Data about app and page elements:
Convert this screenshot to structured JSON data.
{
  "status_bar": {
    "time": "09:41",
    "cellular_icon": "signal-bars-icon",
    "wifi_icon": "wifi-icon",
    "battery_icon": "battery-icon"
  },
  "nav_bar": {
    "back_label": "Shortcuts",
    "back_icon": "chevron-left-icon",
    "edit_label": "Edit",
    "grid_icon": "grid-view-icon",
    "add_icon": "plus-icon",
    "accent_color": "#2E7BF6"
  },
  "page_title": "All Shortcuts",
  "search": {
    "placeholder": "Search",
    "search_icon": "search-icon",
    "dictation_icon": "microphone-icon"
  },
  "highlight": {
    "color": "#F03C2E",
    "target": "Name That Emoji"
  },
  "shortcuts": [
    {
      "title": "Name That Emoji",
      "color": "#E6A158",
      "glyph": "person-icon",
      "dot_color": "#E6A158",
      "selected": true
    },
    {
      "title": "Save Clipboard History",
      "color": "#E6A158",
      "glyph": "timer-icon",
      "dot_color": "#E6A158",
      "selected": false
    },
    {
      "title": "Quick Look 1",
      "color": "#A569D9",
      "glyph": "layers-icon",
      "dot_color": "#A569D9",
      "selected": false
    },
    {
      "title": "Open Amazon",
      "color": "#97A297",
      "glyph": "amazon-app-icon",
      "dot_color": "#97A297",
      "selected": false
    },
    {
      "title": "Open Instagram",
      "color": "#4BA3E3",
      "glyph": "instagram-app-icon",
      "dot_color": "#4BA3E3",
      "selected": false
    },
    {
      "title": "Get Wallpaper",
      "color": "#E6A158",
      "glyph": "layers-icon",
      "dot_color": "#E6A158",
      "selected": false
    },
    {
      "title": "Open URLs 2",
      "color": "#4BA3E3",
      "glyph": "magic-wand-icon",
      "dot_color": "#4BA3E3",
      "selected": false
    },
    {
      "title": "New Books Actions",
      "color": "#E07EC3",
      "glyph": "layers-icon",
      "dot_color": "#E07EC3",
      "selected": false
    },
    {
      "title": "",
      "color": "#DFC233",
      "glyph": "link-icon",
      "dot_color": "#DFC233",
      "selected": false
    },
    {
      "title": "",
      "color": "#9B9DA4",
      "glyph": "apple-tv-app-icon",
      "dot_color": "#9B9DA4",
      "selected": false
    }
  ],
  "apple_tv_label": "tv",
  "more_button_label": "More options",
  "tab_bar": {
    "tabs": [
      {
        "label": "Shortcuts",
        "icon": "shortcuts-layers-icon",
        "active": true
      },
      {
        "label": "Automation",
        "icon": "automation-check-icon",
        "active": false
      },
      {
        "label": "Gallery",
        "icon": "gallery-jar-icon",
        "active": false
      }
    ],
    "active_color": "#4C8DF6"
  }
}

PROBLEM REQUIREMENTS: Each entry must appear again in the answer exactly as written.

RESULT FOR THIS EXERCISE:
Convert this screenshot to structured JSON data.
{
  "status_bar": {
    "time": "09:41",
    "cellular_icon": "signal-bars-icon",
    "wifi_icon": "wifi-icon",
    "battery_icon": "battery-icon"
  },
  "nav_bar": {
    "back_label": "Shortcuts",
    "back_icon": "chevron-left-icon",
    "edit_label": "Edit",
    "grid_icon": "grid-view-icon",
    "add_icon": "plus-icon",
    "accent_color": "#2E7BF6"
  },
  "page_title": "All Shortcuts",
  "search": {
    "placeholder": "Search",
    "search_icon": "search-icon",
    "dictation_icon": "microphone-icon"
  },
  "highlight": {
    "color": "#F03C2E",
    "target": "Name That Emoji"
  },
  "shortcuts": [
    {
      "title": "Name That Emoji",
      "color": "#E6A158",
      "glyph": "person-icon",
      "dot_color": "#E6A158",
      "selected": true
    },
    {
      "title": "Save Clipboard History",
      "color": "#E6A158",
      "glyph": "timer-icon",
      "dot_color": "#E6A158",
      "selected": false
    },
    {
      "title": "Quick Look 1",
      "color": "#A569D9",
      "glyph": "layers-icon",
      "dot_color": "#A569D9",
      "selected": false
    },
    {
      "title": "Open Amazon",
      "color": "#97A297",
      "glyph": "amazon-app-icon",
      "dot_color": "#97A297",
      "selected": false
    },
    {
      "title": "Open Instagram",
      "color": "#4BA3E3",
      "glyph": "instagram-app-icon",
      "dot_color": "#4BA3E3",
      "selected": false
    },
    {
      "title": "Get Wallpaper",
      "color": "#E6A158",
      "glyph": "layers-icon",
      "dot_color": "#E6A158",
      "selected": false
    },
    {
      "title": "Open URLs 2",
      "color": "#4BA3E3",
      "glyph": "magic-wand-icon",
      "dot_color": "#4BA3E3",
      "selected": false
    },
    {
      "title": "New Books Actions",
      "color": "#E07EC3",
      "glyph": "layers-icon",
      "dot_color": "#E07EC3",
      "selected": false
    },
    {
      "title": "",
      "color": "#DFC233",
      "glyph": "link-icon",
      "dot_color": "#DFC233",
      "selected": false
    },
    {
      "title": "",
      "color": "#9B9DA4",
      "glyph": "apple-tv-app-icon",
      "dot_color": "#9B9DA4",
      "selected": false
    }
  ],
  "apple_tv_label": "tv",
  "more_button_label": "More options",
  "tab_bar": {
    "tabs": [
      {
        "label": "Shortcuts",
        "icon": "shortcuts-layers-icon",
        "active": true
      },
      {
        "label": "Automation",
        "icon": "automation-check-icon",
        "active": false
      },
      {
        "label": "Gallery",
        "icon": "gallery-jar-icon",
        "active": false
      }
    ],
    "active_color": "#4C8DF6"
  }
}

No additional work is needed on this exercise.